## [Work order]
Which lines in the listing below contain "echo"? Copy each of them.

## [Study material]
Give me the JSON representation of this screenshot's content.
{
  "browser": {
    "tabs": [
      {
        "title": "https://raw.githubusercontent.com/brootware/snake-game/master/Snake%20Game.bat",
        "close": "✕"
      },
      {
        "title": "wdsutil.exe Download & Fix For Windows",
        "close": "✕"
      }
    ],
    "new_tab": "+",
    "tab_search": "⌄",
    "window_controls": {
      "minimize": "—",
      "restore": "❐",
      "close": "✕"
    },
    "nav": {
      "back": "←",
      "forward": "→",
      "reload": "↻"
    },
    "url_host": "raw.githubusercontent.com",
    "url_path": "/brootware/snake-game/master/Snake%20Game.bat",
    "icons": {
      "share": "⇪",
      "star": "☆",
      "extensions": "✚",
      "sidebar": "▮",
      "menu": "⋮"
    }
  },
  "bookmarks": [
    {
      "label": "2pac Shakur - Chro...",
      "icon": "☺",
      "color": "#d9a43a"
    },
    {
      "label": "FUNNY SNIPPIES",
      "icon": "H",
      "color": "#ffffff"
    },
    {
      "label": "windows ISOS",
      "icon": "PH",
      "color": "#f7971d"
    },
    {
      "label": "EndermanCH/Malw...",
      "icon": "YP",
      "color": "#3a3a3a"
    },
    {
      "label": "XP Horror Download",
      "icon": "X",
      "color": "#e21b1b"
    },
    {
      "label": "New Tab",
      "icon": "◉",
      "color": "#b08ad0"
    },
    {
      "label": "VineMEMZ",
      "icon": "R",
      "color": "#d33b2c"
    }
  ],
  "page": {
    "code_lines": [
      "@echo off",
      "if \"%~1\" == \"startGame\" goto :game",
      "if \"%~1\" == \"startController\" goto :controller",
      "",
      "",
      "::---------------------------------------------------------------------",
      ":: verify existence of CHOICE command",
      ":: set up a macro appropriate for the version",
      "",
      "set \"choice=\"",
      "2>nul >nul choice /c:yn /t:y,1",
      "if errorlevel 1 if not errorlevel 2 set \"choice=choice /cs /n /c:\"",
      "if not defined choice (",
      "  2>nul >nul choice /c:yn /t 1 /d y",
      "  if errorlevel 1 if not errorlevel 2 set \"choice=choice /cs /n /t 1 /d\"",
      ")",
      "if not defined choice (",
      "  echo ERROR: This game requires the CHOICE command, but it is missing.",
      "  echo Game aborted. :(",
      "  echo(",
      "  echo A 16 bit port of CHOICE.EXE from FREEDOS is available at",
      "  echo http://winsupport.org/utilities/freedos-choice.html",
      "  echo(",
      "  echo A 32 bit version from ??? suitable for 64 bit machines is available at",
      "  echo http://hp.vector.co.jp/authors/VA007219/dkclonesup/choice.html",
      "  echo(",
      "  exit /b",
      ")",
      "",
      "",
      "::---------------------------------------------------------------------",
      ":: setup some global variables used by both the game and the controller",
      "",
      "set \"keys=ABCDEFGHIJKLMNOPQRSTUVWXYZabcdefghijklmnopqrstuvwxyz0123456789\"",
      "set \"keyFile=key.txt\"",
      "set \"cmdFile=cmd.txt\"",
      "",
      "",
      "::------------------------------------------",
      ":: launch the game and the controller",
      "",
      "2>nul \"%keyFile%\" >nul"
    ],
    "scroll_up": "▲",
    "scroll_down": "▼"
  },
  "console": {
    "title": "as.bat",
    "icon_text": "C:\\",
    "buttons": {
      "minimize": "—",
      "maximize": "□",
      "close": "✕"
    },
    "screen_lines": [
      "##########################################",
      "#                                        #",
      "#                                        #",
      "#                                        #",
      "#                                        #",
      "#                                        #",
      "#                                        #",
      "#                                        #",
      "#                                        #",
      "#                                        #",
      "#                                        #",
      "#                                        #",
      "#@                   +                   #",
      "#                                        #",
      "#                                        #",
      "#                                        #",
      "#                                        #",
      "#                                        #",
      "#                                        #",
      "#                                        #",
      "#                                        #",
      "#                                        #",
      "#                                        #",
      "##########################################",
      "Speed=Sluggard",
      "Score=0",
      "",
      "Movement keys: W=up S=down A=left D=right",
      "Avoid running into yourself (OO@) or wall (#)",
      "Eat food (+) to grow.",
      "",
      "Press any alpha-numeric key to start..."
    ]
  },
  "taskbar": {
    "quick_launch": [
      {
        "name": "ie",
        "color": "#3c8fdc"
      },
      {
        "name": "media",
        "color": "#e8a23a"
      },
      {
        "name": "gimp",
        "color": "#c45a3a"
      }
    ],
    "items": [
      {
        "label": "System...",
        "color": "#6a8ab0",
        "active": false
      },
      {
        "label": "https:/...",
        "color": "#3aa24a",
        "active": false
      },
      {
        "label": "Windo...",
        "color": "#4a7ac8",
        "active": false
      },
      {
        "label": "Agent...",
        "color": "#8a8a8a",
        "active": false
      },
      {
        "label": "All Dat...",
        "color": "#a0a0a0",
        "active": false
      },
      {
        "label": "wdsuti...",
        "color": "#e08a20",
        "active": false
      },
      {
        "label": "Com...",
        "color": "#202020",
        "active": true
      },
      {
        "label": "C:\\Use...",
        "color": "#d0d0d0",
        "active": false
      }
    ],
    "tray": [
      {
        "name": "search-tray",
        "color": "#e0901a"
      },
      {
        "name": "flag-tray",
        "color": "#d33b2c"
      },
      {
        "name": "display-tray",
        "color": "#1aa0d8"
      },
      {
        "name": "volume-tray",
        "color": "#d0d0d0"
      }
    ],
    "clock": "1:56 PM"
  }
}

## [Result]
      "@echo off",
      "  echo ERROR: This game requires the CHOICE command, but it is missing.",
      "  echo Game aborted. :(",
      "  echo(",
      "  echo A 16 bit port of CHOICE.EXE from FREEDOS is available at",
      "  echo http://winsupport.org/utilities/freedos-choice.html",
      "  echo(",
      "  echo A 32 bit version from ??? suitable for 64 bit machines is available at",
      "  echo http://hp.vector.co.jp/authors/VA007219/dkclonesup/choice.html",
      "  echo(",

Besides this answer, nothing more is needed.